“I’ve met so many nice Lutherans, I may have to become Lutheran!”
The above comment was from a RAGBRAI rider from Indiana I sat next to while enjoying a Pork Chop dinner at my home congregation, St. James Lutheran in Mason City.
RAGBRAI (Register’s Annual Great Bicycle Ride Across Iowa) is a big deal in Iowa. It is an annual seven-day bicycle ride across the state. Begun in 1973 it is the oldest, largest and longest bicycle ride in the world. People come from all over the United States and the world to ride in it.
The route always begins on the western border of Iowa on the Missouri River and takes riders to the eastern border on the Mississippi River. The route in-between changes every year and this year we were lucky to have many days and overnight stops come through the Northeastern Iowa Synod.
It was a great opportunity for our congregations, not just to raise money, but to show Christian hospitality and share the Gospel with riders and others. And our congregations stepped up to the challenge. Here are a few examples of how our synod congregations welcome RAGBRAI guests:

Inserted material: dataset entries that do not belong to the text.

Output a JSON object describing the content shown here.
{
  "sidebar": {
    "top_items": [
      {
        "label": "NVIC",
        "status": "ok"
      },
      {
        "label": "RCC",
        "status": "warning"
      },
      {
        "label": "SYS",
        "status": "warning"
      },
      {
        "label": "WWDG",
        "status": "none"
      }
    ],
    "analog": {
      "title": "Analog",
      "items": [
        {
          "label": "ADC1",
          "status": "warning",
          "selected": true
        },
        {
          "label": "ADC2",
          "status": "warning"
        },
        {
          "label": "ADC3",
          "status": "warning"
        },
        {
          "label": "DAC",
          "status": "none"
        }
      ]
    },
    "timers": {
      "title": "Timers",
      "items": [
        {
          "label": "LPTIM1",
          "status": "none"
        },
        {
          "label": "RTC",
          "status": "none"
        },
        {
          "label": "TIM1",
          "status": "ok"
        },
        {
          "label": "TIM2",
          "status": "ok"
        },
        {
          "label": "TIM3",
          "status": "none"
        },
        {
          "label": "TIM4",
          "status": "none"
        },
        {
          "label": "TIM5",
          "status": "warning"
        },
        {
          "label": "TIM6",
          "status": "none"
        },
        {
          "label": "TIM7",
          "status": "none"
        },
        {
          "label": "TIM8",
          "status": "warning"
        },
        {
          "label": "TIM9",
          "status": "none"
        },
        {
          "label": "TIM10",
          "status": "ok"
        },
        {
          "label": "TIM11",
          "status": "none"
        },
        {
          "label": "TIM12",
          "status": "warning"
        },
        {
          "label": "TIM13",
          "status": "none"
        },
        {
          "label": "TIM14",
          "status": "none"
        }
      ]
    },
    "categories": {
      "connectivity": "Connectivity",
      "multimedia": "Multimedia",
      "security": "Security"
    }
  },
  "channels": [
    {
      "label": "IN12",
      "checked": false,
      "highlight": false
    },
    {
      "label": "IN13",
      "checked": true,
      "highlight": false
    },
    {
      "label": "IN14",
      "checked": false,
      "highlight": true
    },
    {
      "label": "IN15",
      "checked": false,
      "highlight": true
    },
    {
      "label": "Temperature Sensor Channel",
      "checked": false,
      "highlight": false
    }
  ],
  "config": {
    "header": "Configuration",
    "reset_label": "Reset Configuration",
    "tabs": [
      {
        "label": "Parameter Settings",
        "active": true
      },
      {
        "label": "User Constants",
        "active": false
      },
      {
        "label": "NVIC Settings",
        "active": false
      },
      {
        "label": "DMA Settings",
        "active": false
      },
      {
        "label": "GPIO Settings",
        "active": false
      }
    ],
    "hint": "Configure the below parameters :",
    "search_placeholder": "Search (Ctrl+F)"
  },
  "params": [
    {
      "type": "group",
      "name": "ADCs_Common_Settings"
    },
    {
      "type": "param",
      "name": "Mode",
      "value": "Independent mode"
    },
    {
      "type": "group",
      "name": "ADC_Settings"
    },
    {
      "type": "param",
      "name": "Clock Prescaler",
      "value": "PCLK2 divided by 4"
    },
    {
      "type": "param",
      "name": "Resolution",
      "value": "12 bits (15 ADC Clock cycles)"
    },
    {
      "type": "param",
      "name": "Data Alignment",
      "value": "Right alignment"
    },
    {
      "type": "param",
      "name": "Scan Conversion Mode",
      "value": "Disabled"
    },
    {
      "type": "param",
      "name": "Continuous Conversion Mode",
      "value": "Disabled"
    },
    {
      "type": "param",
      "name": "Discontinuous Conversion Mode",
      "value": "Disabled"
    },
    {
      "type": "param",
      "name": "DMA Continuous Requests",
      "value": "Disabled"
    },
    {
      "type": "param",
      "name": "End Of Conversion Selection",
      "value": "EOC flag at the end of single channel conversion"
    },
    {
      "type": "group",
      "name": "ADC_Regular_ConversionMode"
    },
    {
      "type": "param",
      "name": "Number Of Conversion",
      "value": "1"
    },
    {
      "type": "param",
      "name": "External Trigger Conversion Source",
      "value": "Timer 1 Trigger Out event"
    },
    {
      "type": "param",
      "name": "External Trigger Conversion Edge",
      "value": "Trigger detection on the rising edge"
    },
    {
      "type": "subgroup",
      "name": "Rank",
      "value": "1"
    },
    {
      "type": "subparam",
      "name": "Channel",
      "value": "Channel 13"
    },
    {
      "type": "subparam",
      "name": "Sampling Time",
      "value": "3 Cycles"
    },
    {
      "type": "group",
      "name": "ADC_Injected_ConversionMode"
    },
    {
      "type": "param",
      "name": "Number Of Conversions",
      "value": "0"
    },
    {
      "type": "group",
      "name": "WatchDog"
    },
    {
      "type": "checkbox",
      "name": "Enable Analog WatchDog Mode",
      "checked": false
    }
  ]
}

St. James Lutheran in Mason City (the first overnight stop in our synod) was fortunate enough to be right on the route and have a large facility (including showers!) and surrounding land to offer camp sites to over 400 riders. Besides serving 600 pork chop dinners, riders were offered free Wi-Fi and charging stations.
The second overnight was in Waverly where Redeemer Lutheran served 600 dinners and provided space for 70 people to sleep in the church.
St. Paul’s Lutheran Church and School in Waverly, although off route, served a traditional German dinner to over 450 riders. While riders waited for dinner, Pastor Schneider, a Wartburg College and UNI faculty provided entertainment singing traditional German folk songs including “The Pastor’s Cow”.
Immanuel Lutheran Church in Independence was experienced as they had hosted riders the last time the event rode through town seven years ago. They served 900 riders homemade lasagna and provided space for three riding teams to spend the night.
These are just a few examples of how congregations in our synod showed hospitality. In addition, many of our members and pastors hosted riders in their homes and parsonages.
No doubt this was a good fund raiser for many worthy causes in the congregations. But even more important was the good will that was generated. We put a friendly and graceful face on the word Lutheran. Evangelism is not just about attracting new members. It is like the sower from our Gospel lesson a few weeks ago who wildly sows seed without regard to where it may fall, trusting God to bring forth the harvest.
See more photos of synod churches hosting RAGBRAI on our Pinterest Board RAGBRAI 2014